>>>>

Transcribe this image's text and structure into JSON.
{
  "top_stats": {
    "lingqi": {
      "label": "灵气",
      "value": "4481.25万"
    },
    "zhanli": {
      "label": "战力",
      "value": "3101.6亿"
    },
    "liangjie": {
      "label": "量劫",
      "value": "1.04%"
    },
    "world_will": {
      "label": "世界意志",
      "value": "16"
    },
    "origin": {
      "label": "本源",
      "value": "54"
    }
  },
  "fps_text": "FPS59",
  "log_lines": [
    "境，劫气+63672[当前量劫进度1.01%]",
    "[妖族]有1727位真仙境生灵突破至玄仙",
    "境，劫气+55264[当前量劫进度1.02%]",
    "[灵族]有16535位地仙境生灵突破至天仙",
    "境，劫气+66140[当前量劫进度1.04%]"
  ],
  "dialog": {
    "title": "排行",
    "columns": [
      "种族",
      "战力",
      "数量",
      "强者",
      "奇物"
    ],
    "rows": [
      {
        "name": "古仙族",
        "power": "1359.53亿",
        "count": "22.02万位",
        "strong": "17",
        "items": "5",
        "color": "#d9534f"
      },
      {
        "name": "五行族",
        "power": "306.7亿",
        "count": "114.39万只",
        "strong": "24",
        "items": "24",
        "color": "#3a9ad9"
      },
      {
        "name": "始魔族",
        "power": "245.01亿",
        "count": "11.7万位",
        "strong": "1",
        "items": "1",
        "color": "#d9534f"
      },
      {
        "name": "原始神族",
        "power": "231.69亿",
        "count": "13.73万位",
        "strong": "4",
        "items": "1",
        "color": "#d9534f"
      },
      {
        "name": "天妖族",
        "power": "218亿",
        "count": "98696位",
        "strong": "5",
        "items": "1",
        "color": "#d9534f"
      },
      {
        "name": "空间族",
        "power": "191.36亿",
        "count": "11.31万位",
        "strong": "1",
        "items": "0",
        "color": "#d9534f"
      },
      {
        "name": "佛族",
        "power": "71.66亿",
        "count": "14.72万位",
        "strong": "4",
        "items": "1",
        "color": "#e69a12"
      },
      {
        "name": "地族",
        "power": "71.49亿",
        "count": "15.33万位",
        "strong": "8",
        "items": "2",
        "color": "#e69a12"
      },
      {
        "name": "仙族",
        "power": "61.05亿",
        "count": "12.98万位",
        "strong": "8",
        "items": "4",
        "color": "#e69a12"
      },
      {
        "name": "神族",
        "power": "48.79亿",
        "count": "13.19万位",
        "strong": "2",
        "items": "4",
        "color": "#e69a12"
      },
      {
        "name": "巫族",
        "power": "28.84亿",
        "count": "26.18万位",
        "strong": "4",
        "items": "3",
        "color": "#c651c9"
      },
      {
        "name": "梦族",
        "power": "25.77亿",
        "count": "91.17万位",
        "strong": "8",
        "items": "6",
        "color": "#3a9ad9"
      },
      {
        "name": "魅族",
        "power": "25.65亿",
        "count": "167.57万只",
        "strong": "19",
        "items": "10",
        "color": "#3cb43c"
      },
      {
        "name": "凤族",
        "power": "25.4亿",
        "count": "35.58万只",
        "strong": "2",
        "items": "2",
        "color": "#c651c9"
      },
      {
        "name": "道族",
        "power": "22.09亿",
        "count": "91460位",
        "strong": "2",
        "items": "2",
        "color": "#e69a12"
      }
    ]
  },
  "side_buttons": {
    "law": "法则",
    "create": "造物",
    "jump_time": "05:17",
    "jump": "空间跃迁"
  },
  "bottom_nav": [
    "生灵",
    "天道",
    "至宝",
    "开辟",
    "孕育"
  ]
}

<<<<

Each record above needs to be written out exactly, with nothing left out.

Transcribe this image's text and structure into JSON.
{
  "top_stats": {
    "lingqi": {
      "label": "灵气",
      "value": "4481.25万"
    },
    "zhanli": {
      "label": "战力",
      "value": "3101.6亿"
    },
    "liangjie": {
      "label": "量劫",
      "value": "1.04%"
    },
    "world_will": {
      "label": "世界意志",
      "value": "16"
    },
    "origin": {
      "label": "本源",
      "value": "54"
    }
  },
  "fps_text": "FPS59",
  "log_lines": [
    "境，劫气+63672[当前量劫进度1.01%]",
    "[妖族]有1727位真仙境生灵突破至玄仙",
    "境，劫气+55264[当前量劫进度1.02%]",
    "[灵族]有16535位地仙境生灵突破至天仙",
    "境，劫气+66140[当前量劫进度1.04%]"
  ],
  "dialog": {
    "title": "排行",
    "columns": [
      "种族",
      "战力",
      "数量",
      "强者",
      "奇物"
    ],
    "rows": [
      {
        "name": "古仙族",
        "power": "1359.53亿",
        "count": "22.02万位",
        "strong": "17",
        "items": "5",
        "color": "#d9534f"
      },
      {
        "name": "五行族",
        "power": "306.7亿",
        "count": "114.39万只",
        "strong": "24",
        "items": "24",
        "color": "#3a9ad9"
      },
      {
        "name": "始魔族",
        "power": "245.01亿",
        "count": "11.7万位",
        "strong": "1",
        "items": "1",
        "color": "#d9534f"
      },
      {
        "name": "原始神族",
        "power": "231.69亿",
        "count": "13.73万位",
        "strong": "4",
        "items": "1",
        "color": "#d9534f"
      },
      {
        "name": "天妖族",
        "power": "218亿",
        "count": "98696位",
        "strong": "5",
        "items": "1",
        "color": "#d9534f"
      },
      {
        "name": "空间族",
        "power": "191.36亿",
        "count": "11.31万位",
        "strong": "1",
        "items": "0",
        "color": "#d9534f"
      },
      {
        "name": "佛族",
        "power": "71.66亿",
        "count": "14.72万位",
        "strong": "4",
        "items": "1",
        "color": "#e69a12"
      },
      {
        "name": "地族",
        "power": "71.49亿",
        "count": "15.33万位",
        "strong": "8",
        "items": "2",
        "color": "#e69a12"
      },
      {
        "name": "仙族",
        "power": "61.05亿",
        "count": "12.98万位",
        "strong": "8",
        "items": "4",
        "color": "#e69a12"
      },
      {
        "name": "神族",
        "power": "48.79亿",
        "count": "13.19万位",
        "strong": "2",
        "items": "4",
        "color": "#e69a12"
      },
      {
        "name": "巫族",
        "power": "28.84亿",
        "count": "26.18万位",
        "strong": "4",
        "items": "3",
        "color": "#c651c9"
      },
      {
        "name": "梦族",
        "power": "25.77亿",
        "count": "91.17万位",
        "strong": "8",
        "items": "6",
        "color": "#3a9ad9"
      },
      {
        "name": "魅族",
        "power": "25.65亿",
        "count": "167.57万只",
        "strong": "19",
        "items": "10",
        "color": "#3cb43c"
      },
      {
        "name": "凤族",
        "power": "25.4亿",
        "count": "35.58万只",
        "strong": "2",
        "items": "2",
        "color": "#c651c9"
      },
      {
        "name": "道族",
        "power": "22.09亿",
        "count": "91460位",
        "strong": "2",
        "items": "2",
        "color": "#e69a12"
      }
    ]
  },
  "side_buttons": {
    "law": "法则",
    "create": "造物",
    "jump_time": "05:17",
    "jump": "空间跃迁"
  },
  "bottom_nav": [
    "生灵",
    "天道",
    "至宝",
    "开辟",
    "孕育"
  ]
}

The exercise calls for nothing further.